### Component data from apps and pages
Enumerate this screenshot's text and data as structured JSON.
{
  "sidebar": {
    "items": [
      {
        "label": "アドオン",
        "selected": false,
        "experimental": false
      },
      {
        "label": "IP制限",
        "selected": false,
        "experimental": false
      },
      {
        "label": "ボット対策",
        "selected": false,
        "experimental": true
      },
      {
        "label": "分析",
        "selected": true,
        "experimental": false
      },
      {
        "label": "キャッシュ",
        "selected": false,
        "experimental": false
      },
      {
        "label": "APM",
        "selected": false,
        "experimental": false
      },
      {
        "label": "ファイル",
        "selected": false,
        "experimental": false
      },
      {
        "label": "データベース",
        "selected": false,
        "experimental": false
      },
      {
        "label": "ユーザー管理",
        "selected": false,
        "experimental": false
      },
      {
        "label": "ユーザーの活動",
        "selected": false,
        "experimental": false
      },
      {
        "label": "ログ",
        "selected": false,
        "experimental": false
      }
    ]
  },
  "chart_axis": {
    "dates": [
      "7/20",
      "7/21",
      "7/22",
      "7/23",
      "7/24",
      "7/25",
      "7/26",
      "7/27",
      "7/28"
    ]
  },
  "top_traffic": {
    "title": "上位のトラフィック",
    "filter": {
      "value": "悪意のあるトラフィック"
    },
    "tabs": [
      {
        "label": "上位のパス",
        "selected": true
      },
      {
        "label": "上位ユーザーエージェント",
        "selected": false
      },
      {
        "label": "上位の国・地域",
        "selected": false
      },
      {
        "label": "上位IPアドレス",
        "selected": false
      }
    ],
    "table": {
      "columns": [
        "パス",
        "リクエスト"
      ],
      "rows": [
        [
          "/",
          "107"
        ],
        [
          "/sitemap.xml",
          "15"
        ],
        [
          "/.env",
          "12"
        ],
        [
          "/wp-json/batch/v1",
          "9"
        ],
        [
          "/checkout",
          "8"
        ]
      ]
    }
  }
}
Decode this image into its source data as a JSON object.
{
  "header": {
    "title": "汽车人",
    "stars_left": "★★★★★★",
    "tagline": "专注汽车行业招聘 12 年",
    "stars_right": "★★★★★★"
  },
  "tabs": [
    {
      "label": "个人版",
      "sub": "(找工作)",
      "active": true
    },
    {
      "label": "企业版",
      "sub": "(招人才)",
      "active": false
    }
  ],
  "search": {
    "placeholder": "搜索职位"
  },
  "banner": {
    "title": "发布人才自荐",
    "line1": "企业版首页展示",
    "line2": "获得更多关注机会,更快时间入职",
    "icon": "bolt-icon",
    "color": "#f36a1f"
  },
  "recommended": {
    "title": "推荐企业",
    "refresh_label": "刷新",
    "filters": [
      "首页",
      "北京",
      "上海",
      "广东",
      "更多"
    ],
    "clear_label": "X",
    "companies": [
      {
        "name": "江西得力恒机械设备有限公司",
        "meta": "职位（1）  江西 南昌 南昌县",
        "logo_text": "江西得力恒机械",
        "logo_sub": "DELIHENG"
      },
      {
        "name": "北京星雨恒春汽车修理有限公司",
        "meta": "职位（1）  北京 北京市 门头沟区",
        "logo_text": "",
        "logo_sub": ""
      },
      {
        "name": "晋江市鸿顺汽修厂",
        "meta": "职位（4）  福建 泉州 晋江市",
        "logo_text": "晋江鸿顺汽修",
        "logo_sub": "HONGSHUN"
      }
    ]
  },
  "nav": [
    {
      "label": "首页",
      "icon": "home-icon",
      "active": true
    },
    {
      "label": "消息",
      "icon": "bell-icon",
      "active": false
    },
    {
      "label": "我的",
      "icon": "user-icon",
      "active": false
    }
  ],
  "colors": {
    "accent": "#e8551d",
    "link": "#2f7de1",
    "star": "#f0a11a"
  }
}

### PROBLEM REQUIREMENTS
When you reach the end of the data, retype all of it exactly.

### EXERCISE RESPONSE
Enumerate this screenshot's text and data as structured JSON.
{
  "sidebar": {
    "items": [
      {
        "label": "アドオン",
        "selected": false,
        "experimental": false
      },
      {
        "label": "IP制限",
        "selected": false,
        "experimental": false
      },
      {
        "label": "ボット対策",
        "selected": false,
        "experimental": true
      },
      {
        "label": "分析",
        "selected": true,
        "experimental": false
      },
      {
        "label": "キャッシュ",
        "selected": false,
        "experimental": false
      },
      {
        "label": "APM",
        "selected": false,
        "experimental": false
      },
      {
        "label": "ファイル",
        "selected": false,
        "experimental": false
      },
      {
        "label": "データベース",
        "selected": false,
        "experimental": false
      },
      {
        "label": "ユーザー管理",
        "selected": false,
        "experimental": false
      },
      {
        "label": "ユーザーの活動",
        "selected": false,
        "experimental": false
      },
      {
        "label": "ログ",
        "selected": false,
        "experimental": false
      }
    ]
  },
  "chart_axis": {
    "dates": [
      "7/20",
      "7/21",
      "7/22",
      "7/23",
      "7/24",
      "7/25",
      "7/26",
      "7/27",
      "7/28"
    ]
  },
  "top_traffic": {
    "title": "上位のトラフィック",
    "filter": {
      "value": "悪意のあるトラフィック"
    },
    "tabs": [
      {
        "label": "上位のパス",
        "selected": true
      },
      {
        "label": "上位ユーザーエージェント",
        "selected": false
      },
      {
        "label": "上位の国・地域",
        "selected": false
      },
      {
        "label": "上位IPアドレス",
        "selected": false
      }
    ],
    "table": {
      "columns": [
        "パス",
        "リクエスト"
      ],
      "rows": [
        [
          "/",
          "107"
        ],
        [
          "/sitemap.xml",
          "15"
        ],
        [
          "/.env",
          "12"
        ],
        [
          "/wp-json/batch/v1",
          "9"
        ],
        [
          "/checkout",
          "8"
        ]
      ]
    }
  }
}
Decode this image into its source data as a JSON object.
{
  "header": {
    "title": "汽车人",
    "stars_left": "★★★★★★",
    "tagline": "专注汽车行业招聘 12 年",
    "stars_right": "★★★★★★"
  },
  "tabs": [
    {
      "label": "个人版",
      "sub": "(找工作)",
      "active": true
    },
    {
      "label": "企业版",
      "sub": "(招人才)",
      "active": false
    }
  ],
  "search": {
    "placeholder": "搜索职位"
  },
  "banner": {
    "title": "发布人才自荐",
    "line1": "企业版首页展示",
    "line2": "获得更多关注机会,更快时间入职",
    "icon": "bolt-icon",
    "color": "#f36a1f"
  },
  "recommended": {
    "title": "推荐企业",
    "refresh_label": "刷新",
    "filters": [
      "首页",
      "北京",
      "上海",
      "广东",
      "更多"
    ],
    "clear_label": "X",
    "companies": [
      {
        "name": "江西得力恒机械设备有限公司",
        "meta": "职位（1）  江西 南昌 南昌县",
        "logo_text": "江西得力恒机械",
        "logo_sub": "DELIHENG"
      },
      {
        "name": "北京星雨恒春汽车修理有限公司",
        "meta": "职位（1）  北京 北京市 门头沟区",
        "logo_text": "",
        "logo_sub": ""
      },
      {
        "name": "晋江市鸿顺汽修厂",
        "meta": "职位（4）  福建 泉州 晋江市",
        "logo_text": "晋江鸿顺汽修",
        "logo_sub": "HONGSHUN"
      }
    ]
  },
  "nav": [
    {
      "label": "首页",
      "icon": "home-icon",
      "active": true
    },
    {
      "label": "消息",
      "icon": "bell-icon",
      "active": false
    },
    {
      "label": "我的",
      "icon": "user-icon",
      "active": false
    }
  ],
  "colors": {
    "accent": "#e8551d",
    "link": "#2f7de1",
    "star": "#f0a11a"
  }
}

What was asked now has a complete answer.